FRANKFORT, Ky. — The Democratic governor of Kentucky has ordered a county clerk to issue “marriage” licenses to same-sex pairs or resign from his position.
Gov. Steve Beshear, whose father and grandfather were reportedly both ministers and who identifies as a Baptist, told Casey County clerk Casey Davis on Thursday those were his two choices.
Davis is one of three clerks in the state who has objected to issuing the licenses because of their Christian convictions. He met with the governor this week to outline his concerns and his convictions not to facilitate the sins of others. During the meeting, approximately 50 of Davis’ friends and family members gathered to pray at the capitol rotunda.
According to the Herald Leader, state Sen. Albert Robinson, R-London, was among his supporters.
“God first created one man and one woman to raise a family,” Robinson told the outlet. “He did not create two men or two women together.”

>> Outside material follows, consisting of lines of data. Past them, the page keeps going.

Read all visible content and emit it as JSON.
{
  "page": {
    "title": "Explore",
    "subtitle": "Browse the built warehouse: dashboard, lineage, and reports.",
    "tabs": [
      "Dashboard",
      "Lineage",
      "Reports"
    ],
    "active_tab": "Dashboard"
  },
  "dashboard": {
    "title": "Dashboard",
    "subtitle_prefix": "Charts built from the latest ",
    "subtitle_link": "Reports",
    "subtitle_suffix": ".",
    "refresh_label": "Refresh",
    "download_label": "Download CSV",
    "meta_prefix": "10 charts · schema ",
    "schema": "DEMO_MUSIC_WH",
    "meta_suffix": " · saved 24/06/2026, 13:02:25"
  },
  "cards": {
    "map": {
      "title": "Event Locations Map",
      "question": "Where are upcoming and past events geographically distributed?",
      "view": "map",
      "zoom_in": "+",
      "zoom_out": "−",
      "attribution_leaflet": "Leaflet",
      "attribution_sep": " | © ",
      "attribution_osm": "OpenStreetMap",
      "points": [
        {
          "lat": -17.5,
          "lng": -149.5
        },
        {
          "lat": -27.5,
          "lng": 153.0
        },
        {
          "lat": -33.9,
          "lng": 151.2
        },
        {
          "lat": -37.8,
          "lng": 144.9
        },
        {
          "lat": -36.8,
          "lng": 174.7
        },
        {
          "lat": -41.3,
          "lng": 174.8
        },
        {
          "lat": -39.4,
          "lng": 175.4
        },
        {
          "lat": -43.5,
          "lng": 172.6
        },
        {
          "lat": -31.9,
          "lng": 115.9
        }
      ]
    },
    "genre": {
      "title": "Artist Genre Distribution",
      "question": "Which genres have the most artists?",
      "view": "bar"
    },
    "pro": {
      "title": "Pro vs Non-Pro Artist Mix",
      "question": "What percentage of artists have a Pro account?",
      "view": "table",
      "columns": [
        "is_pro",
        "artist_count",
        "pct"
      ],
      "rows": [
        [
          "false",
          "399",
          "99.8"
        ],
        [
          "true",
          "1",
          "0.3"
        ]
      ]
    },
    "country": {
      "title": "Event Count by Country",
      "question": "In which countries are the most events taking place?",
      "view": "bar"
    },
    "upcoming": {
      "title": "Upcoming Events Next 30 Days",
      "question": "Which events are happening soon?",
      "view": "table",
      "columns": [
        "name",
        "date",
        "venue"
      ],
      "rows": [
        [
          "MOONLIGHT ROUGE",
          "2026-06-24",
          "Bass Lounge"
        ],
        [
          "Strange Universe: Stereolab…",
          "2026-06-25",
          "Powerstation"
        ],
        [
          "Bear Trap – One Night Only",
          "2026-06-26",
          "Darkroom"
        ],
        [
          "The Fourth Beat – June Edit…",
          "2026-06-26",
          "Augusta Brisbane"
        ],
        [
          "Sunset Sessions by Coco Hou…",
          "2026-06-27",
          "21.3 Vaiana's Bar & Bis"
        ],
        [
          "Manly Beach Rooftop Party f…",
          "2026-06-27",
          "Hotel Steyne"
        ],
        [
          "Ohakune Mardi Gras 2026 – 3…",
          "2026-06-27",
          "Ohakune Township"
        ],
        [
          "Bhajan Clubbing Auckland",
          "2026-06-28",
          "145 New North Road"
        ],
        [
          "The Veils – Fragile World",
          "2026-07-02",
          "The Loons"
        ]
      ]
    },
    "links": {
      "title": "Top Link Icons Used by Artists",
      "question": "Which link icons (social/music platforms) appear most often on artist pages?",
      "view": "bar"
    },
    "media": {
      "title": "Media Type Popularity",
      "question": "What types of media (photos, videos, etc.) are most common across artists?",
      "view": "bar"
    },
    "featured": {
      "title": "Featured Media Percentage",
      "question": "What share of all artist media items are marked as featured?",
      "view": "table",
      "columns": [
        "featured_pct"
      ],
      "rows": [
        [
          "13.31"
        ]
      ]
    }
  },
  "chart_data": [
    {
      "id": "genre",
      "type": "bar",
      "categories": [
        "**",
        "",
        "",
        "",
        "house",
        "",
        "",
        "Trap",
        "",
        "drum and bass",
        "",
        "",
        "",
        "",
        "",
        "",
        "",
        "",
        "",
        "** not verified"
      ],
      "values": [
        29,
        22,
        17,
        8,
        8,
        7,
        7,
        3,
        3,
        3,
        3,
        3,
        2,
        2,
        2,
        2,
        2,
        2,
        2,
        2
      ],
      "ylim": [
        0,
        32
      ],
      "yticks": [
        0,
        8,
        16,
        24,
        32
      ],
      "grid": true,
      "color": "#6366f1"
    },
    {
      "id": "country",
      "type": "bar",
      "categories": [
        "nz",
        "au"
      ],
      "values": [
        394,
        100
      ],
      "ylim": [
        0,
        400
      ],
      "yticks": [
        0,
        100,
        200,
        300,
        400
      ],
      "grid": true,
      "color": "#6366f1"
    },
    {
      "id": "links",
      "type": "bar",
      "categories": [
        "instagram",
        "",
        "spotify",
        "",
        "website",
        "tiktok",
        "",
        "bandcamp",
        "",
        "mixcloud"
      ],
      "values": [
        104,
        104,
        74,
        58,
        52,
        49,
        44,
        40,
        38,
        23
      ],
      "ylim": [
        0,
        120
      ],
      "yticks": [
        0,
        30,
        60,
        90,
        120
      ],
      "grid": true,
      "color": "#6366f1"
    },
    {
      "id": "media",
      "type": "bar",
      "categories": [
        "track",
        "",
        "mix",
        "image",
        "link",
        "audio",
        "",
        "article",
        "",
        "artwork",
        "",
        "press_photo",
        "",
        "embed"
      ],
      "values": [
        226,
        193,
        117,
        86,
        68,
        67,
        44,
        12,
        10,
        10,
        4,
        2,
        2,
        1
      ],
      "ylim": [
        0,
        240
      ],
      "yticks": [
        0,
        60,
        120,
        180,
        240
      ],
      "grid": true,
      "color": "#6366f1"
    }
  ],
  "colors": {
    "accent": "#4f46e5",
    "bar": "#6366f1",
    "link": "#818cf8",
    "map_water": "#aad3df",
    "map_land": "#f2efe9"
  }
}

But despite the effort, Davis said that he was told by Beshear that he must either issue the licenses or step down.
“This morning, I advised Mr. Davis that I respect his right to his own personal beliefs regarding same-sex marriages,” Beshear wrote in a statement following the meeting. “However, when he was elected, he took a constitutional oath to uphold the United States Constitution. According to the United States Supreme Court, the Constitution now requires that governmental officials in Kentucky and elsewhere must recognize same-sex marriages as valid and allow them to take place.”
“One of Mr. Davis’ duties as county court clerk is to issue marriage licenses, and the Supreme Court now says that the United States Constitution requires those marriage licenses to be issued regardless of gender,” he added.
Davis and others had urged the governor to call a special legislative session to pass a law that would provide protections for people of faith, but Beshear declined, stating that he did not think it was worth the $60,0000 a day expense of the session.
But Davis disagreed, opining, “What cost do you put on freedom?”
Davis says that he is disappointed in the results of meeting, but is standing his ground and is refusing to neither issue the licenses or quit his job.
“I’m going to be not wise in mine own eyes,” he told the Associated Press, referring to a Scripture in the book of Proverbs. “I’m going to fear the Lord and depart from evil.”
Davis stated that while he has been concerned about the possibility of a lawsuit, he is learning to “lean on the Lord.” He also remarked to reporters that he is willing to go to jail for his Christian convictions if need be.
“If that’s what it takes for me to express the freedom of religion that I believe I was born with, I’m willing to do that,” he said.
Three other Kentucky clerks, Kenny Brown in Boone County, Kim Davis in Rowan County and Jason Denny in Anderson County, have likewise expressed their objections to issuing the licenses due to their Christian convictions.